couples will be able to marry in some churches in Scotland after
religious authorities on Thursday agreed to change texts stating
marriage is between a man and a woman, the first such move for a
major Christian church in Britain.
At the general synod of the Scottish Episcopal Church in
Edinburgh, over two-thirds of each house of bishops, clergy and
laity voted in favour of the change.
Britain legalised same-sex marriage in 2014 but no major
Christian church had so far allowed same-sex weddings.
This opens the way for gay Christians from any Anglican
Church to marry in Scotland - but puts the Scottish church at
odds with the rest of the world's Anglican community.
"This is a momentous step," David Chillingworth, head of the
Scottish Episcopal Church, told the gathering after the vote.
"By removing gender from our marriage canon, our church now
affirms that a same-sex couple are not just married but are
married in the sight of God."
The approval of same-sex marriage by the church was praised
by lesbian, gay, bisexual and transgender (LGBT) rights groups.
"This step allows couples to celebrate their love within
their faith and sends a really positive message to other LGBT
people, both here and around the world," Colin Macfarlane,
director of LGBT charity Stonewall Scotland, told the Thomson
"It signals that members of the church welcome, recognise
and respect LGBT people as part of the faith community."
Chillingworth said the ruling was not unanimous and no
member of the clergy would be made to preside over same-sex
weddings against their will.
The Church of Scotland and the Roman Catholic Church
opposed Britain's decision to allow same-sex marriages.
"This same decision is difficult and hurtful for others
whose integrity in faith tells them that this decision is
unscriptural and profoundly wrong," he said.
The wider Anglican communion, which has 85 million members
worldwide and is headed by Britain's Archbishop of Canterbury
Justin Welby, has been in crisis since 2003 because of arguments
over sexuality and gender between liberal member churches in the
West and their conservative counterparts, mostly in
The Anglican communion last year slapped sanctions on one of
its liberal member churches in the United States, the Episcopal
Church, for supporting same-sex marriage.
(Reporting by Anna Pujol-Mazzini @annapmzn, Editing by Belinda
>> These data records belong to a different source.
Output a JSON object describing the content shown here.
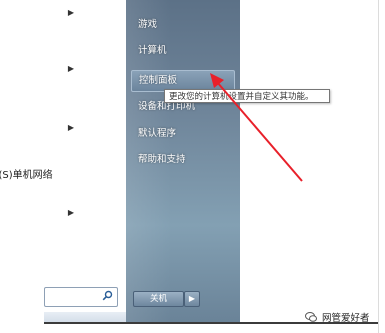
{
  "start_menu": {
    "left_items": [
      {
        "label": "e",
        "has_arrow": true
      },
      {
        "label": "",
        "has_arrow": true
      },
      {
        "label": "",
        "has_arrow": true
      },
      {
        "label": "op(S)单机网络",
        "has_arrow": false
      },
      {
        "label": "",
        "has_arrow": true
      }
    ],
    "search": {
      "placeholder": "",
      "icon": "search-icon"
    },
    "right_items": [
      {
        "label": "游戏"
      },
      {
        "label": "计算机"
      },
      {
        "label": "控制面板"
      },
      {
        "label": "设备和打印机"
      },
      {
        "label": "默认程序"
      },
      {
        "label": "帮助和支持"
      }
    ],
    "shutdown": {
      "label": "关机",
      "arrow": "▶"
    }
  },
  "tooltip": {
    "text": "更改您的计算机设置并自定义其功能。"
  },
  "watermark": {
    "text": "网管爱好者"
  },
  "colors": {
    "arrow": "#e8202a",
    "menu_panel": "#6f859a"
  }
}
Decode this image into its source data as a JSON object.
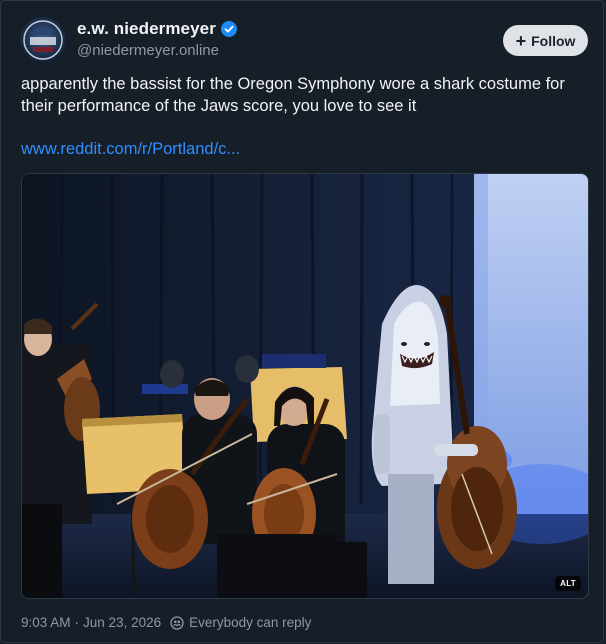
{
  "author": {
    "display_name": "e.w. niedermeyer",
    "handle": "@niedermeyer.online",
    "verified": true
  },
  "follow_button": {
    "label": "Follow",
    "icon": "plus-icon"
  },
  "post": {
    "text": "apparently the bassist for the Oregon Symphony wore a shark costume for their performance of the Jaws score, you love to see it",
    "link_text": "www.reddit.com/r/Portland/c..."
  },
  "media": {
    "alt_label": "ALT"
  },
  "footer": {
    "time": "9:03 AM",
    "separator": "·",
    "date": "Jun 23, 2026",
    "reply_setting": "Everybody can reply",
    "reply_icon": "people-icon"
  },
  "colors": {
    "background": "#161e27",
    "link": "#2f8fff",
    "verified": "#1d8cf7",
    "follow_button_bg": "#dfe3e8",
    "muted_text": "#8d99a5"
  }
}
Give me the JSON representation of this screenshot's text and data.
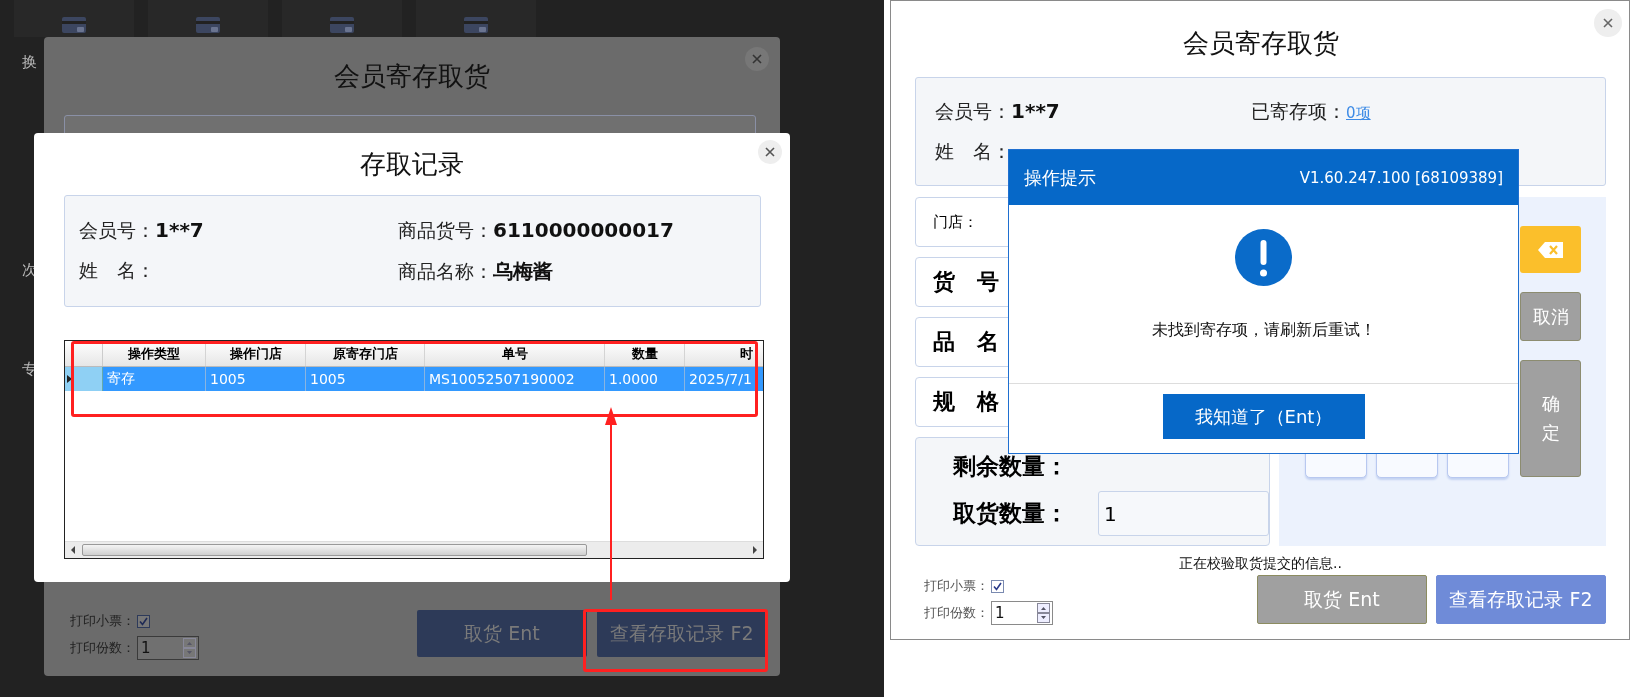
{
  "left_screen": {
    "side_labels": [
      "换",
      "次",
      "专"
    ],
    "main_dialog": {
      "title": "会员寄存取货",
      "print_receipt": {
        "label": "打印小票：",
        "checked": true
      },
      "copies": {
        "label": "打印份数：",
        "value": "1"
      },
      "buttons": [
        {
          "label": "取货 Ent"
        },
        {
          "label": "查看存取记录 F2"
        }
      ]
    },
    "records_dialog": {
      "title": "存取记录",
      "info": [
        {
          "label": "会员号：",
          "value": "1**7"
        },
        {
          "label": "商品货号：",
          "value": "6110000000017"
        },
        {
          "label": "姓　名："
        },
        {
          "label": "商品名称：",
          "value": "乌梅酱"
        }
      ],
      "table": {
        "columns": [
          "操作类型",
          "操作门店",
          "原寄存门店",
          "单号",
          "数量",
          "时"
        ],
        "rows": [
          {
            "selected": true,
            "cells": [
              "寄存",
              "1005",
              "1005",
              "MS10052507190002",
              "1.0000",
              "2025/7/1"
            ]
          }
        ]
      }
    },
    "annotations": [
      {
        "kind": "table-frame"
      },
      {
        "kind": "button-frame"
      },
      {
        "kind": "arrow"
      }
    ]
  },
  "right_screen": {
    "dialog": {
      "title": "会员寄存取货",
      "info": {
        "member": {
          "label": "会员号：",
          "value": "1**7"
        },
        "stored": {
          "label": "已寄存项：",
          "link": "0项"
        },
        "name": {
          "label": "姓　名："
        }
      },
      "fields": [
        {
          "kind": "small",
          "label": "门店："
        },
        {
          "kind": "large",
          "label": "货　号"
        },
        {
          "kind": "large",
          "label": "品　名"
        },
        {
          "kind": "large",
          "label": "规　格"
        }
      ],
      "quantities": {
        "remaining": {
          "label": "剩余数量："
        },
        "take": {
          "label": "取货数量：",
          "value": "1"
        }
      },
      "side_buttons": [
        {
          "kind": "backspace"
        },
        {
          "kind": "cancel",
          "label": "取消"
        },
        {
          "kind": "confirm",
          "label": "确定"
        }
      ],
      "status": "正在校验取货提交的信息..",
      "print_receipt": {
        "label": "打印小票：",
        "checked": true
      },
      "copies": {
        "label": "打印份数：",
        "value": "1"
      },
      "buttons": [
        {
          "label": "取货 Ent",
          "disabled": true
        },
        {
          "label": "查看存取记录 F2",
          "disabled": false
        }
      ]
    },
    "alert": {
      "title": "操作提示",
      "version": "V1.60.247.100 [68109389]",
      "message": "未找到寄存项，请刷新后重试！",
      "button": "我知道了（Ent）"
    }
  }
}
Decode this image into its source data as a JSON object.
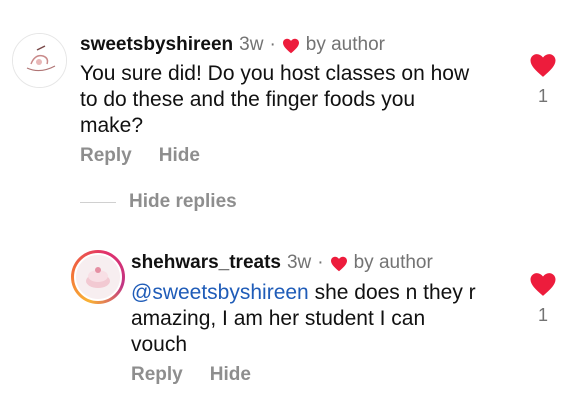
{
  "comments": [
    {
      "username": "sweetsbyshireen",
      "age": "3w",
      "author_badge": "by author",
      "text_lines": [
        "You sure did! Do you host classes on how",
        "to do these and the finger foods you",
        "make?"
      ],
      "reply_label": "Reply",
      "hide_label": "Hide",
      "like_count": "1"
    }
  ],
  "hide_replies_label": "Hide replies",
  "reply": {
    "username": "shehwars_treats",
    "age": "3w",
    "author_badge": "by author",
    "mention": "@sweetsbyshireen",
    "text_line1_rest": " she does n they r",
    "text_lines": [
      "amazing, I am her student I can",
      "vouch"
    ],
    "reply_label": "Reply",
    "hide_label": "Hide",
    "like_count": "1"
  },
  "colors": {
    "heart": "#ed1c3c",
    "mention": "#1f5cb8",
    "muted": "#8e8e8e"
  },
  "icons": {
    "author_heart": "heart-icon",
    "like": "heart-icon",
    "avatar": "avatar-image"
  }
}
Goldsmith; Please credit the Thomson Reuters Foundation, the
charitable arm of Thomson Reuters that covers humanitarian news,
women's rights, trafficking, property rights, climate change and
resilience. Visit news.trust.org)